Our Bible verse for today: “Truly I tell you, whatever you did for one of the least of these brothers and sisters of mine, you did for me.” Matthew 25:40 (CSB)
Our thought for today: “You bless Jesus when you bless others”
In yesterday’s devotional we learned that Jesus reminds us that we will always have the poor with us. When He said that He wasn’t just talking about the poor, that was simply the example He chose to use. His fuller meaning is that because this is a sin-stained and broken world, there will always be lots of people in various kinds of distress and need. We also learned that the awareness of someone suffering or in distress will often serve to bring out the good in others. It will elicit acts of kindness and mercy and compassion. That still doesn’t make a bad situation good, but it does add value to it.
Since suffering in all forms is so much a part of the world we live in, the Bible is filled from beginning to end with exhortations for God’s people to do something about it. We are to be the conduit in this world through which the love, mercy, kindness, compassion, and resources of God flow to people in need. This is so important to God that in Matthew 25:40 Jesus said that when you do it for one of those in need, you have effectively done it directly for Him. He receives your act of mercy and compassion as if He Himself was the one in need and you did this thing for Him personally. Here are a few general principles which apply to situations like this:
First, if you are the one who is suffering or in need of assistance, please know that God loves you unconditionally. Your disability, or the tornado that destroyed your home, or the death of your loved one, does not mean that God doesn’t love you, and it doesn’t mean that your life is of less value because of this. Your suffering grieves God and He wants to minister to you in the middle of it.
Second, recognize that most of God’s blessings come to us through other people. Your suffering is an opportunity for them to serve the Lord by serving you – so let them.
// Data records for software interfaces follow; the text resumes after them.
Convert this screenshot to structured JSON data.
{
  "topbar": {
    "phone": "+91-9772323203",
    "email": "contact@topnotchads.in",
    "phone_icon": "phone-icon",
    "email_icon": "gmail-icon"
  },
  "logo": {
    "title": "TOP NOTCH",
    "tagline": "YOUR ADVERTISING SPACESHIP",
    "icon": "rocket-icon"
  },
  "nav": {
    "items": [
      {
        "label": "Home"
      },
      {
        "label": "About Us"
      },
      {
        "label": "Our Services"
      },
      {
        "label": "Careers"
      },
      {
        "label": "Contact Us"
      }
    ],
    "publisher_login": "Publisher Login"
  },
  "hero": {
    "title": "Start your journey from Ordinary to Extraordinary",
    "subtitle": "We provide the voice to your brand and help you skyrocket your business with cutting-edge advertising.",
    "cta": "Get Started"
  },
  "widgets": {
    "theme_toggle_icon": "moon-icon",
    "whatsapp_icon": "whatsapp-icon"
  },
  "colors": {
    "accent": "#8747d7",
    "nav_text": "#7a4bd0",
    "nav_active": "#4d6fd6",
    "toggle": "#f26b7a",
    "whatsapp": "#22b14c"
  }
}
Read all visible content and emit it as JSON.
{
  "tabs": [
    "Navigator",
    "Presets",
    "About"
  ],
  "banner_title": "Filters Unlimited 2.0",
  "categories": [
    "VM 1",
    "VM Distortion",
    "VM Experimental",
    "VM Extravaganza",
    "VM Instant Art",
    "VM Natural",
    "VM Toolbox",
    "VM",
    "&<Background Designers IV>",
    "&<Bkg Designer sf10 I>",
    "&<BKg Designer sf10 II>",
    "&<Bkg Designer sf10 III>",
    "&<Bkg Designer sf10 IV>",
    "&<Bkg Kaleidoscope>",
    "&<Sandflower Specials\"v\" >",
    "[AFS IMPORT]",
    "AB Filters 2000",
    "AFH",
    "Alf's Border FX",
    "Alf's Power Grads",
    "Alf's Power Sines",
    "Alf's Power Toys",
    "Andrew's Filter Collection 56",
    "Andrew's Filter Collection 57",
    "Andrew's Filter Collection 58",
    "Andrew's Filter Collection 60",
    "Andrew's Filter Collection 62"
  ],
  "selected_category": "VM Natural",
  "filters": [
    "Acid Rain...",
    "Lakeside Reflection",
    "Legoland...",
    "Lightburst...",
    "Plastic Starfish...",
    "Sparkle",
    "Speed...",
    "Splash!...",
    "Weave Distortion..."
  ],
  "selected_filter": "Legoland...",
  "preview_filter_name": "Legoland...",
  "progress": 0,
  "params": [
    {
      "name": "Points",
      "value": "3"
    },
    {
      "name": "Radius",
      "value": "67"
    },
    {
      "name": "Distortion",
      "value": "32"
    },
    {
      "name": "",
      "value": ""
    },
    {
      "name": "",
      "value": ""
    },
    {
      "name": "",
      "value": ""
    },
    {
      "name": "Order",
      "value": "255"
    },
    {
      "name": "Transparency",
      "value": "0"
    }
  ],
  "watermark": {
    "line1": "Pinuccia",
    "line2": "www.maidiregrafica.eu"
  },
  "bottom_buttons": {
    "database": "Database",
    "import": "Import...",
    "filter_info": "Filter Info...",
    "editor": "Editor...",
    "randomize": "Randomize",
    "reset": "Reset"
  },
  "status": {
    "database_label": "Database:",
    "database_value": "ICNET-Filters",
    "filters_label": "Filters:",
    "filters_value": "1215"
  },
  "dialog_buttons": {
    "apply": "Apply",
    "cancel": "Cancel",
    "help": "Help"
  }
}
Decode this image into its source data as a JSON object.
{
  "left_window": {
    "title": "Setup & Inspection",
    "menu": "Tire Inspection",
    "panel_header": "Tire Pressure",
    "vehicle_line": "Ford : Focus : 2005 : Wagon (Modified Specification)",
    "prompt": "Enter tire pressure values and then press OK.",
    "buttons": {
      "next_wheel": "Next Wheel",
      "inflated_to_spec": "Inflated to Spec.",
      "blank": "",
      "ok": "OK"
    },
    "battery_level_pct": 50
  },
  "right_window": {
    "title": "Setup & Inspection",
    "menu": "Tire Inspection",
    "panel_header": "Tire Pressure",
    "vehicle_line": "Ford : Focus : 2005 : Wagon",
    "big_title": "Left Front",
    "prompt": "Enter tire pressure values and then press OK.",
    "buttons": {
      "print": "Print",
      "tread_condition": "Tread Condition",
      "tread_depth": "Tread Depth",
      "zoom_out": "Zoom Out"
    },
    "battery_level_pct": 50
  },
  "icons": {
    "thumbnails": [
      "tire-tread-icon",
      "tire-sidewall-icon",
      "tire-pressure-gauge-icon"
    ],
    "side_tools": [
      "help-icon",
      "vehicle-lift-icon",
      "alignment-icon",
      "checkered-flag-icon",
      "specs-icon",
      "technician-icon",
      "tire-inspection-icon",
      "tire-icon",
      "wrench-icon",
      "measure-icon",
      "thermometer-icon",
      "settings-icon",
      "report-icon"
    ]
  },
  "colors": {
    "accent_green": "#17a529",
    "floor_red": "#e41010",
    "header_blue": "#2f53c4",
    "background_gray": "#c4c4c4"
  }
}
Be humble enough to graciously accept the help.
Third, for those who have the privilege of being on the giving side of the equation, recognize that “There but for the grace of God go I.” In other words, it could have been you in the place of that needy or suffering person. And, in the future, it very well may be. So, treat that person the way you would want others to treat you if it was you in that situation. Treat them with compassion and kindness and especially … with respect. Don’t treat them like they’re your ministry project. Don’t assume the attitude that they’re poor and you’re not and therefore you are going to throw them this little bone of assistance. This is a hurting person in need of help. This is a person God loves and whose suffering grieves His heart. This is Jesus in disguise.
Just because someone is limited, disabled, suffering, or in need, doesn’t mean their life is any less valuable than yours. Instead it means that you now have an opportunity to make this world a slightly better place, one person at a time, one situation at a time, by blessing them in their time of need. I encourage you to find someone you can help today.